▶ [Element data from apps and pages]
********

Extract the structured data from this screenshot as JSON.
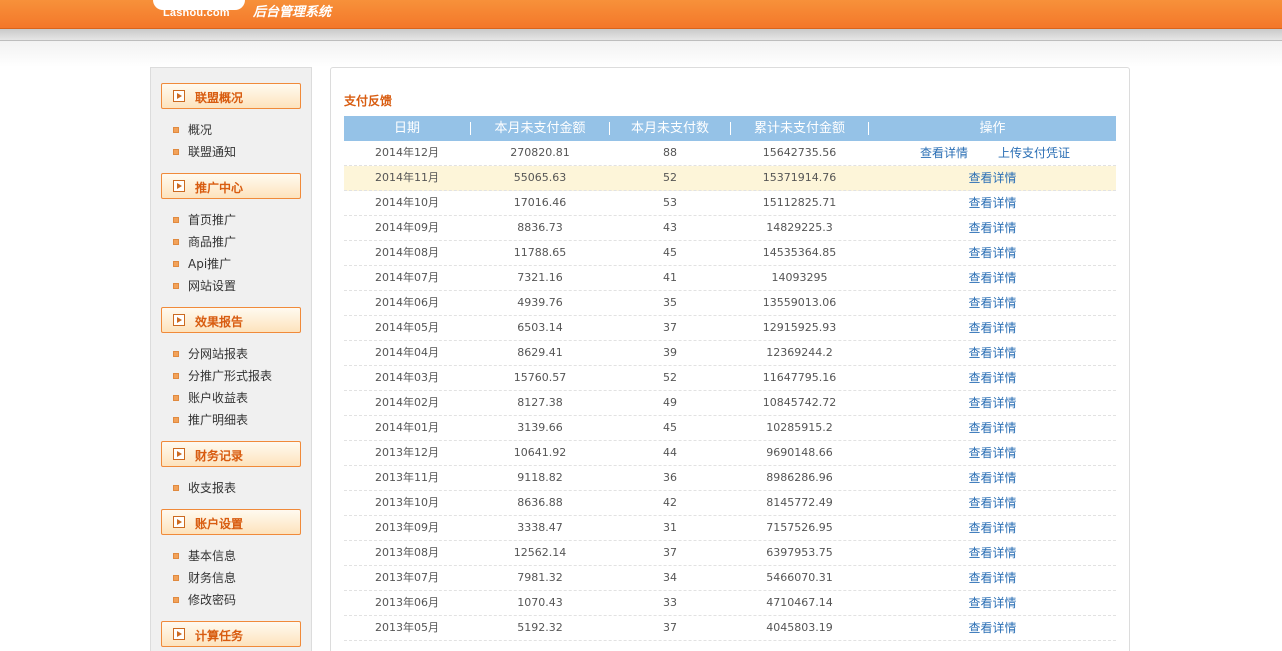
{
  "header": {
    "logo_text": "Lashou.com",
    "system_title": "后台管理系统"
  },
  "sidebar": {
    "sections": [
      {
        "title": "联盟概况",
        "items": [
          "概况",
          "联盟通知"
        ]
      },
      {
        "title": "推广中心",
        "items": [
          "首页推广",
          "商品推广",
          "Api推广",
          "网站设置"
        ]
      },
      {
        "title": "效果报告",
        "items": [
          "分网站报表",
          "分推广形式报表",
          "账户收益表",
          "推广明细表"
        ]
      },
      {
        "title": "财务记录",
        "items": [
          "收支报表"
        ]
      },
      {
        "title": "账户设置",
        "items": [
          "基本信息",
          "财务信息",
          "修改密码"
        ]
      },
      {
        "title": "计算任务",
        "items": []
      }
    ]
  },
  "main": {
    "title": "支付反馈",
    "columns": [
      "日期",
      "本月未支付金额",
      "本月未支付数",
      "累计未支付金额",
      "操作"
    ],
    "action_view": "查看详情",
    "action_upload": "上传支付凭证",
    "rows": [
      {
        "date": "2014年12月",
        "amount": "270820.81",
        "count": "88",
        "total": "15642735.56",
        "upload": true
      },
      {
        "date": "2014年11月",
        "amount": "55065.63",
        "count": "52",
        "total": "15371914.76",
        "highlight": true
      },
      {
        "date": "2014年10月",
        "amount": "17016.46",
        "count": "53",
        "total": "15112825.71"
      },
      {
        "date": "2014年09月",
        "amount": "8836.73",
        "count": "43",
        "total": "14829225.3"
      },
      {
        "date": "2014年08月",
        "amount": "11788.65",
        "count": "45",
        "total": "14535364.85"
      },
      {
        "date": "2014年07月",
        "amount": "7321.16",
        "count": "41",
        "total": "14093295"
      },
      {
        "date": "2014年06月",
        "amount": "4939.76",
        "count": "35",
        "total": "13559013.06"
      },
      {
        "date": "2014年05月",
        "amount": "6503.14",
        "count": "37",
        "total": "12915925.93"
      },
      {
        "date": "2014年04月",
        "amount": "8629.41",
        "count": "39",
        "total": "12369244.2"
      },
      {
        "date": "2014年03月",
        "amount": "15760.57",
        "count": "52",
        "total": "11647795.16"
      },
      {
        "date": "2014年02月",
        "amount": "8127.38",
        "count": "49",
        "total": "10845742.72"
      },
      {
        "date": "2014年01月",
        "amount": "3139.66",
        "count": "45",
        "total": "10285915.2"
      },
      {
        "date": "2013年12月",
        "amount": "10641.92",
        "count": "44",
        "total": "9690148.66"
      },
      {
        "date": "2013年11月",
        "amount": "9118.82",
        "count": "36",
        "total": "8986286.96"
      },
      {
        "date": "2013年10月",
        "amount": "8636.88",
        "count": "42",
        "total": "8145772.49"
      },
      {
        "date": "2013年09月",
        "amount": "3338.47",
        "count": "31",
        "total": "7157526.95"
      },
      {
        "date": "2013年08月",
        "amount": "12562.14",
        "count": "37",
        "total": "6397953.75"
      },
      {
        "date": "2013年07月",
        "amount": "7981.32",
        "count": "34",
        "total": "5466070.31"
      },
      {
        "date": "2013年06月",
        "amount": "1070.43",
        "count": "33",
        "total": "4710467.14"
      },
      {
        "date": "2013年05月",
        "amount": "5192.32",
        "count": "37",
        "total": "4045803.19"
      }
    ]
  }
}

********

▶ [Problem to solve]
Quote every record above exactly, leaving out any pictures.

▶ [Solved exercise]
Extract the structured data from this screenshot as JSON.
{
  "header": {
    "logo_text": "Lashou.com",
    "system_title": "后台管理系统"
  },
  "sidebar": {
    "sections": [
      {
        "title": "联盟概况",
        "items": [
          "概况",
          "联盟通知"
        ]
      },
      {
        "title": "推广中心",
        "items": [
          "首页推广",
          "商品推广",
          "Api推广",
          "网站设置"
        ]
      },
      {
        "title": "效果报告",
        "items": [
          "分网站报表",
          "分推广形式报表",
          "账户收益表",
          "推广明细表"
        ]
      },
      {
        "title": "财务记录",
        "items": [
          "收支报表"
        ]
      },
      {
        "title": "账户设置",
        "items": [
          "基本信息",
          "财务信息",
          "修改密码"
        ]
      },
      {
        "title": "计算任务",
        "items": []
      }
    ]
  },
  "main": {
    "title": "支付反馈",
    "columns": [
      "日期",
      "本月未支付金额",
      "本月未支付数",
      "累计未支付金额",
      "操作"
    ],
    "action_view": "查看详情",
    "action_upload": "上传支付凭证",
    "rows": [
      {
        "date": "2014年12月",
        "amount": "270820.81",
        "count": "88",
        "total": "15642735.56",
        "upload": true
      },
      {
        "date": "2014年11月",
        "amount": "55065.63",
        "count": "52",
        "total": "15371914.76",
        "highlight": true
      },
      {
        "date": "2014年10月",
        "amount": "17016.46",
        "count": "53",
        "total": "15112825.71"
      },
      {
        "date": "2014年09月",
        "amount": "8836.73",
        "count": "43",
        "total": "14829225.3"
      },
      {
        "date": "2014年08月",
        "amount": "11788.65",
        "count": "45",
        "total": "14535364.85"
      },
      {
        "date": "2014年07月",
        "amount": "7321.16",
        "count": "41",
        "total": "14093295"
      },
      {
        "date": "2014年06月",
        "amount": "4939.76",
        "count": "35",
        "total": "13559013.06"
      },
      {
        "date": "2014年05月",
        "amount": "6503.14",
        "count": "37",
        "total": "12915925.93"
      },
      {
        "date": "2014年04月",
        "amount": "8629.41",
        "count": "39",
        "total": "12369244.2"
      },
      {
        "date": "2014年03月",
        "amount": "15760.57",
        "count": "52",
        "total": "11647795.16"
      },
      {
        "date": "2014年02月",
        "amount": "8127.38",
        "count": "49",
        "total": "10845742.72"
      },
      {
        "date": "2014年01月",
        "amount": "3139.66",
        "count": "45",
        "total": "10285915.2"
      },
      {
        "date": "2013年12月",
        "amount": "10641.92",
        "count": "44",
        "total": "9690148.66"
      },
      {
        "date": "2013年11月",
        "amount": "9118.82",
        "count": "36",
        "total": "8986286.96"
      },
      {
        "date": "2013年10月",
        "amount": "8636.88",
        "count": "42",
        "total": "8145772.49"
      },
      {
        "date": "2013年09月",
        "amount": "3338.47",
        "count": "31",
        "total": "7157526.95"
      },
      {
        "date": "2013年08月",
        "amount": "12562.14",
        "count": "37",
        "total": "6397953.75"
      },
      {
        "date": "2013年07月",
        "amount": "7981.32",
        "count": "34",
        "total": "5466070.31"
      },
      {
        "date": "2013年06月",
        "amount": "1070.43",
        "count": "33",
        "total": "4710467.14"
      },
      {
        "date": "2013年05月",
        "amount": "5192.32",
        "count": "37",
        "total": "4045803.19"
      }
    ]
  }
}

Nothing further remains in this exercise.